The firm's participation in the investigation of Shockley and Franklin included phone calls to key district personnel, such as Duncan and Assistant Superintendent of Human Resources Jackie Hubbert. Representatives from the firm also reviewed documents from the investigation, and wrote the charge letters sent to both Shockley and Franklin.
However, one board member questioned the law firm's involvement during Monday's meeting.
"Did [Dr. Mark Elgart, president of SACS' Council on Accreditation and School Improvement] tell you this needed to be addressed?" board member Rod Johnson asked Clem Doyle, a representative from the firm.
"Dr. Elgart has not directed us to do anything," Doyle responded. "Everything we have done has been related to the SACS issue."
On Tuesday, Elgart said he was not familiar with any tie between the two investigations, though.
"If someone is telling you that it's SACS related, then they are not telling you something that is accurate," Elgart said.
Ericka Davis, the board of education's chairperson, said Duncan informed her the firm is charging the district $165 per hour. Hopson has been instructed by the board to make sure that is accurate, Davis added. The chairperson said the district is also charged every time a member of the media contacts a representative of the firm to discuss the SACS issue.

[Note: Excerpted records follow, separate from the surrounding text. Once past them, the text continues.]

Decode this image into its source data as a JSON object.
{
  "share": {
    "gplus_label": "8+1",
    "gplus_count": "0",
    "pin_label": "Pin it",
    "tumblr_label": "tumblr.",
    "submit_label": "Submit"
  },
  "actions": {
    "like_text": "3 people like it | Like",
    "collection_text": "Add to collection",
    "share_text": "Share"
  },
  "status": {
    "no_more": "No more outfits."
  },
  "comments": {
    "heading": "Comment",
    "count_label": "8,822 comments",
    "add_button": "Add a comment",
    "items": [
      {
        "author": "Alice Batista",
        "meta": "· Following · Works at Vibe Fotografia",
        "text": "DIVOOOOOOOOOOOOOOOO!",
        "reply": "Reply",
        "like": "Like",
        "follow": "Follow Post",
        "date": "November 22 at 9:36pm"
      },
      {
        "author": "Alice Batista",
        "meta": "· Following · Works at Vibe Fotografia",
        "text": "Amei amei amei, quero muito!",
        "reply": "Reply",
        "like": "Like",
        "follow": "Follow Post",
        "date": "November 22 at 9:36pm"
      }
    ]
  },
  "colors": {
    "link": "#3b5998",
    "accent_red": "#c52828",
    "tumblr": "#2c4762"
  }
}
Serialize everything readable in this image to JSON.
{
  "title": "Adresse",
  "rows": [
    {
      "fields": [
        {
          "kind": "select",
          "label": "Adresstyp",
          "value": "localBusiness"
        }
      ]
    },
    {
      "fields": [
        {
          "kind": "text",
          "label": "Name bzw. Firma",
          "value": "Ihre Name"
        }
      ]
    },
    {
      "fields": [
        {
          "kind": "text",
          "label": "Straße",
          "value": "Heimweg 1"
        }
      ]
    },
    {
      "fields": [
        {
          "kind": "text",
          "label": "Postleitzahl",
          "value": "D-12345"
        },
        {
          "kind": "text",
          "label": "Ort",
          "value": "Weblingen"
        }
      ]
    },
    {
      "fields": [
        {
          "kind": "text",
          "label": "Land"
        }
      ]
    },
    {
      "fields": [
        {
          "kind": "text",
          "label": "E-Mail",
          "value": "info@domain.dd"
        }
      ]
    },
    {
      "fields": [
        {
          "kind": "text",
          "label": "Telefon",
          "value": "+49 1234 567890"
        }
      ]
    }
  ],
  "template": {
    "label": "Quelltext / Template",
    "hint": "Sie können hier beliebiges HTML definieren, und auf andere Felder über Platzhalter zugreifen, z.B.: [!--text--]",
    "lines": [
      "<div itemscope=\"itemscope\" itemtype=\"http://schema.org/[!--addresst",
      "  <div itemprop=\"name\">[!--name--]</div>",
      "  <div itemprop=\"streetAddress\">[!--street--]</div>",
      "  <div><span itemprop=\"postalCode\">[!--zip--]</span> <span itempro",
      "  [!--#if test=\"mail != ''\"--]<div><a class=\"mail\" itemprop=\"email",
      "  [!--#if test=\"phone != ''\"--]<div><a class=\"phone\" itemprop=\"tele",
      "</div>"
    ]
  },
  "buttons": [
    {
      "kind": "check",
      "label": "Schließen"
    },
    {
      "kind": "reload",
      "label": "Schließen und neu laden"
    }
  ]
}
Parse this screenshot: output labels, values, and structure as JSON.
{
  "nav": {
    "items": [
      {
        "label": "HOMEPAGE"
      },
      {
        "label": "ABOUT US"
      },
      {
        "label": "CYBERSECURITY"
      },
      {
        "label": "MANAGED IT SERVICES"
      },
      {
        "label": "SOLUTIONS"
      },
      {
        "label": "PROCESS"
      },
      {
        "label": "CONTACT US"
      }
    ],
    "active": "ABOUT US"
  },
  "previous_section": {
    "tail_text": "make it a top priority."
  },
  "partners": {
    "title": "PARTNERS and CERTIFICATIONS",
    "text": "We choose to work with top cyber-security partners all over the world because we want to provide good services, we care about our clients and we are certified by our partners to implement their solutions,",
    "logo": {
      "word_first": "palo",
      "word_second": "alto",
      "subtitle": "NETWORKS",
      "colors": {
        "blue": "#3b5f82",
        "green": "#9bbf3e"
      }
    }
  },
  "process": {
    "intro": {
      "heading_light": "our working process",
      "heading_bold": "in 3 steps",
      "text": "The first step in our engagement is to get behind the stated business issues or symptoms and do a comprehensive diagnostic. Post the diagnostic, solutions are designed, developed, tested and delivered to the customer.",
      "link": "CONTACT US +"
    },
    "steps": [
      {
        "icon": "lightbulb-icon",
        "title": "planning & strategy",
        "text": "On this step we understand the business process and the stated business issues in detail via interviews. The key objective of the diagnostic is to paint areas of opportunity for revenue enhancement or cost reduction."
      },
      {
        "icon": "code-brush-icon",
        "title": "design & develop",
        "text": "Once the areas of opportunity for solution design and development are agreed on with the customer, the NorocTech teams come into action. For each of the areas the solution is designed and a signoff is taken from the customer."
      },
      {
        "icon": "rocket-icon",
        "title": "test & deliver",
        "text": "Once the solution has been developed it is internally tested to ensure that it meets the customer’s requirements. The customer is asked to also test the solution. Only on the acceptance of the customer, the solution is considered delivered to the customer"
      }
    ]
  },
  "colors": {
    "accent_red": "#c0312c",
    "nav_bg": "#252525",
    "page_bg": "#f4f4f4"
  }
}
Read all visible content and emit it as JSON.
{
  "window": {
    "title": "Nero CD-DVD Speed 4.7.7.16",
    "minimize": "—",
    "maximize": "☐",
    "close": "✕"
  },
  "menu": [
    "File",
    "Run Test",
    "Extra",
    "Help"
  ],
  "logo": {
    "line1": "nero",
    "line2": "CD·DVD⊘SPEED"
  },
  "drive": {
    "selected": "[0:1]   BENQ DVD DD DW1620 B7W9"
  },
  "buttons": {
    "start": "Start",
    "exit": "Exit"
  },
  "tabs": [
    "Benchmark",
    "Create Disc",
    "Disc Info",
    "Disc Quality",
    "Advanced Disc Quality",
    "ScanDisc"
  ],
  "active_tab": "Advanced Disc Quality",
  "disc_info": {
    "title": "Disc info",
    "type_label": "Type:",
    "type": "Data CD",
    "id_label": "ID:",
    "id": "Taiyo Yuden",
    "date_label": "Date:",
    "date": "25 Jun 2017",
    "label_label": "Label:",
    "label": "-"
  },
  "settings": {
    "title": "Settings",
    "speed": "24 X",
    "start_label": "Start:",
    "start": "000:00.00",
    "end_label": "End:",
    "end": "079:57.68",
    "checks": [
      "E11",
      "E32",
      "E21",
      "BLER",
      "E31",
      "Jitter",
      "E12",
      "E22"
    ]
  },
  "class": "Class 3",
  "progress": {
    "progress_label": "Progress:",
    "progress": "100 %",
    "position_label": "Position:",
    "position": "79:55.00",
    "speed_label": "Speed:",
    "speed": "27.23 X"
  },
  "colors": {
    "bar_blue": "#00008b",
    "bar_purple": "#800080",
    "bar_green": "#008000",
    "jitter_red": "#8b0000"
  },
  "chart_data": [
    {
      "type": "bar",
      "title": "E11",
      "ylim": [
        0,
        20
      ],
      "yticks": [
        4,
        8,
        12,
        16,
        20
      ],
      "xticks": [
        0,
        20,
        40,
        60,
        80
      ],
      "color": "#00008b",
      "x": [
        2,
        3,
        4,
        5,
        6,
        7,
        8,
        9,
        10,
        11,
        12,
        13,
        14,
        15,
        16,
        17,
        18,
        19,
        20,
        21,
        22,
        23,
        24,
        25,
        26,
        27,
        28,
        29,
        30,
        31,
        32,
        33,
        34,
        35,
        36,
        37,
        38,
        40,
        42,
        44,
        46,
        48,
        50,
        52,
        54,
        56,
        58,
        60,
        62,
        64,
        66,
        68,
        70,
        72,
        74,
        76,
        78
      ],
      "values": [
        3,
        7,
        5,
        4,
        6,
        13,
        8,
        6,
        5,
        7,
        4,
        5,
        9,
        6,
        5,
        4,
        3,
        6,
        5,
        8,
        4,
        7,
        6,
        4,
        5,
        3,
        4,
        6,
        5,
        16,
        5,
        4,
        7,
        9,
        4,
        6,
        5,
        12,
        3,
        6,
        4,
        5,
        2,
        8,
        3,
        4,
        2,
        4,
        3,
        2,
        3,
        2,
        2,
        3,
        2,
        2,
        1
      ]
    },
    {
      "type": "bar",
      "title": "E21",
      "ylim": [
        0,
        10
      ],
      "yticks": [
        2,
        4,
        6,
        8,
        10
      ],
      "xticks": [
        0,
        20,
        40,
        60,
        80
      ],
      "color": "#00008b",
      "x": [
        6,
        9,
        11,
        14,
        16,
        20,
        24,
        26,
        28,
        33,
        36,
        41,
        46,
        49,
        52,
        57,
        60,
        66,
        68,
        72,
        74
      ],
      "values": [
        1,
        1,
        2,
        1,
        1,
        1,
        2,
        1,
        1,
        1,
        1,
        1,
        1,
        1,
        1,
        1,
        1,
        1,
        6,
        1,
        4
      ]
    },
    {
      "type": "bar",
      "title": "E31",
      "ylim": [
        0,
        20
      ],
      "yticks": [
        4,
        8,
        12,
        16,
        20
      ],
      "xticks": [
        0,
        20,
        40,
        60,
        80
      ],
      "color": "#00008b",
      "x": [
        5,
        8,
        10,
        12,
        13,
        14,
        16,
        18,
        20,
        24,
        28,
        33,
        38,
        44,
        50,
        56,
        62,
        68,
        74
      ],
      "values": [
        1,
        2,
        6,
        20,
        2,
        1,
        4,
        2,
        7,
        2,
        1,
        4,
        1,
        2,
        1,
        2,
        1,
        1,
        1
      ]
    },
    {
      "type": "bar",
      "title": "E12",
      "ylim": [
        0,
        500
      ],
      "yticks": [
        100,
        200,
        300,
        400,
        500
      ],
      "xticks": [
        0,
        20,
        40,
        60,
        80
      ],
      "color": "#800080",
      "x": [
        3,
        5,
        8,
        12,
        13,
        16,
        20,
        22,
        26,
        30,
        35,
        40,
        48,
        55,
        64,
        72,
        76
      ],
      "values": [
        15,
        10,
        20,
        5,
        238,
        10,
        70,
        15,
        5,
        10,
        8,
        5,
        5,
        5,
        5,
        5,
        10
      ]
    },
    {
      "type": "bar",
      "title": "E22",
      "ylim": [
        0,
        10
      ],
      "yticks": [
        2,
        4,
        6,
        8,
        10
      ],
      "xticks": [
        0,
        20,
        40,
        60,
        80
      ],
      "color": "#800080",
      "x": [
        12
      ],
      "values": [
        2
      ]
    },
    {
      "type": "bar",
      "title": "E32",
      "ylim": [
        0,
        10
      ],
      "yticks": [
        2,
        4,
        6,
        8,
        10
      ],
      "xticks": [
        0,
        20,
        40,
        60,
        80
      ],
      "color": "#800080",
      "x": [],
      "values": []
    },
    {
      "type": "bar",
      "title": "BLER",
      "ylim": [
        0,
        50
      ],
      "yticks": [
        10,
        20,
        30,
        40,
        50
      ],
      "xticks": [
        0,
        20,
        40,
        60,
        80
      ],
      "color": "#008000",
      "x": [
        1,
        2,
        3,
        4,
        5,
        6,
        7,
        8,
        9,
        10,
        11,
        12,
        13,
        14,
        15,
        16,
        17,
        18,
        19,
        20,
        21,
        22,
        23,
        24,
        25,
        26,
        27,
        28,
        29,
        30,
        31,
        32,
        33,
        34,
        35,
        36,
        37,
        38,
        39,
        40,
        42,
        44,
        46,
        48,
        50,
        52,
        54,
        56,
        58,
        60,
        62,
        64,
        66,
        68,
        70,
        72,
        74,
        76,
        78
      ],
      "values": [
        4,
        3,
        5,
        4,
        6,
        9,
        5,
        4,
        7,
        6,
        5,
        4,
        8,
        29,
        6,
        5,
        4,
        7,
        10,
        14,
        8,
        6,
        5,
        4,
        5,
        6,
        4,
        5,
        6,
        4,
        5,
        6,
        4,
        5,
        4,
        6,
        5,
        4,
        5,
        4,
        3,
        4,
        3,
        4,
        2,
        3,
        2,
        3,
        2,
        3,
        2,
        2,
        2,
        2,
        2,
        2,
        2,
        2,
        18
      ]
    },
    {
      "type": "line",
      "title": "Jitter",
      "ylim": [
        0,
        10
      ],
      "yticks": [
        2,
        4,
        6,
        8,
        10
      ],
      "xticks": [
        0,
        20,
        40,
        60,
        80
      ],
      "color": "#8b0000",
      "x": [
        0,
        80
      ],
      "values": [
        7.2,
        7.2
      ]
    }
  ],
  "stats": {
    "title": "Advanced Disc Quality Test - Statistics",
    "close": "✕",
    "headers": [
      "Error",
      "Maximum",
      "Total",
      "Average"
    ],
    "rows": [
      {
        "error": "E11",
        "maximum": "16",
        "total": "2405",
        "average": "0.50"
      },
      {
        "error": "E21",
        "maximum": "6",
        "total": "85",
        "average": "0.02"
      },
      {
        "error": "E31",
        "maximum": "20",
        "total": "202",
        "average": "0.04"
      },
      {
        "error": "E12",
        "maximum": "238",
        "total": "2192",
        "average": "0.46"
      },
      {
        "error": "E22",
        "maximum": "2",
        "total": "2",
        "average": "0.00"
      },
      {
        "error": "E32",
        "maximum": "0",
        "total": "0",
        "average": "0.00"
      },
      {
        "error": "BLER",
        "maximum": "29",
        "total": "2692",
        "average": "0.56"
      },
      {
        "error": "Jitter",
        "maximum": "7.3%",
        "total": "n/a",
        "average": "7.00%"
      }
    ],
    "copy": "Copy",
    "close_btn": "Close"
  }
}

She explained that the board did not have oversight over what the firm did because Duncan made the initial hire. The firm will now answer to the board, however, because of the vote to extend its services, Davis said. As a result, the chairperson does not expect a repeat occurrence where the firm does work that should be performed by Hopson.
"In-house legal work should be handled by our in-house counsel," Davis said.
SACS' investigatic report, including recommendations for sanctions against the district, is expected to be released within the next two weeks. The firm will then present new recommendations for how the district can fix problem areas identified in the report.
In other actions, the board approved several policies which Brock, Clay, Calhoun and Rogers' representatives believe will help address the SACS' issues with the district:
·The board agreed to change the title of Deanna Jordan, from the "executive assistant to the board," to the "executive assistant to the superintendent for board affairs," once a permanent superintendent has been hired.
· Board members voted in favor of vacating office space in the district's central office, and making themselves follow the same expenditure policies staff members have to follow.
·The board approved changes to policies covering the relationship between its members and the district's superintendent and system staff members. Members will not be allowed to attend cabinet meetings.
·Board members unanimously agreed to reject tobacco use on school property by students and staff members. Also, they unanimously approved a bid for the implementation of a wireless data network for the district.